**What you need to do**
Find the word "code" in the listing below. Copy every line that has it.
+++++
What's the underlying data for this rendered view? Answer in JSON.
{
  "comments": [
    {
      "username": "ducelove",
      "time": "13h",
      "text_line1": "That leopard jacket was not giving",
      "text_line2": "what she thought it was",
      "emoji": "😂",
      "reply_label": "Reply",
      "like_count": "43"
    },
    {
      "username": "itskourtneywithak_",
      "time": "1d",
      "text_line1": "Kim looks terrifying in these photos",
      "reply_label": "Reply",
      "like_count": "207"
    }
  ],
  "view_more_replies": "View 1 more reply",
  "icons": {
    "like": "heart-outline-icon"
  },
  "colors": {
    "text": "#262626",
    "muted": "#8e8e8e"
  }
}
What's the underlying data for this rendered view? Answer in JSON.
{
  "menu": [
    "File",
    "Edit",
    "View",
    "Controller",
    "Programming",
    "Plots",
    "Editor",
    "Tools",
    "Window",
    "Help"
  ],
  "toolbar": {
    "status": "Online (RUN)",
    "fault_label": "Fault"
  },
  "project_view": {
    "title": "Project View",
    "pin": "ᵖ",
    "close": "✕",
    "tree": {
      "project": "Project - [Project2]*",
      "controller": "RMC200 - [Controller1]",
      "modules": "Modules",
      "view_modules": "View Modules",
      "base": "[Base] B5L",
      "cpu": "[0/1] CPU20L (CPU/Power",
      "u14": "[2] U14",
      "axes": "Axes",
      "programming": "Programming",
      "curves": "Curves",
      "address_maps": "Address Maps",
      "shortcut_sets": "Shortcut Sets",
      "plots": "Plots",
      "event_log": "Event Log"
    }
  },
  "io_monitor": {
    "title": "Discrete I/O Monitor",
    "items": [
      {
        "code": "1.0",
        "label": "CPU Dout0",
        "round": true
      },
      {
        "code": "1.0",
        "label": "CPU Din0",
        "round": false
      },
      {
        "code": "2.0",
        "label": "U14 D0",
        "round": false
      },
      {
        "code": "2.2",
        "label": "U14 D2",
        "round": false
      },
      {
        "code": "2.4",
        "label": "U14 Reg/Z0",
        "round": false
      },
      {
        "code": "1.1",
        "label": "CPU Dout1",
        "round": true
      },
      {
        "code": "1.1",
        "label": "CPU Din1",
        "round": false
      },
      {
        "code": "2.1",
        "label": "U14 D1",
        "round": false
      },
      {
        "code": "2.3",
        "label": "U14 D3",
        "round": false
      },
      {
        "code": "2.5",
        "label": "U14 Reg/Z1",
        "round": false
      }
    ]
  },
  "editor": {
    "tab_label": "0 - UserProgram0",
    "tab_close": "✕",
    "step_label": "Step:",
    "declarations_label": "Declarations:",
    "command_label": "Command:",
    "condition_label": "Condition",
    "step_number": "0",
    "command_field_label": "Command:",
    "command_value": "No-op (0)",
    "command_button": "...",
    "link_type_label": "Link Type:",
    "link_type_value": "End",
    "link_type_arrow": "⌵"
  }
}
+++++
**Exercise response**
        "code": "1.0",
        "code": "1.0",
        "code": "2.0",
        "code": "2.2",
        "code": "2.4",
        "code": "1.1",
        "code": "1.1",
        "code": "2.1",
        "code": "2.3",
        "code": "2.5",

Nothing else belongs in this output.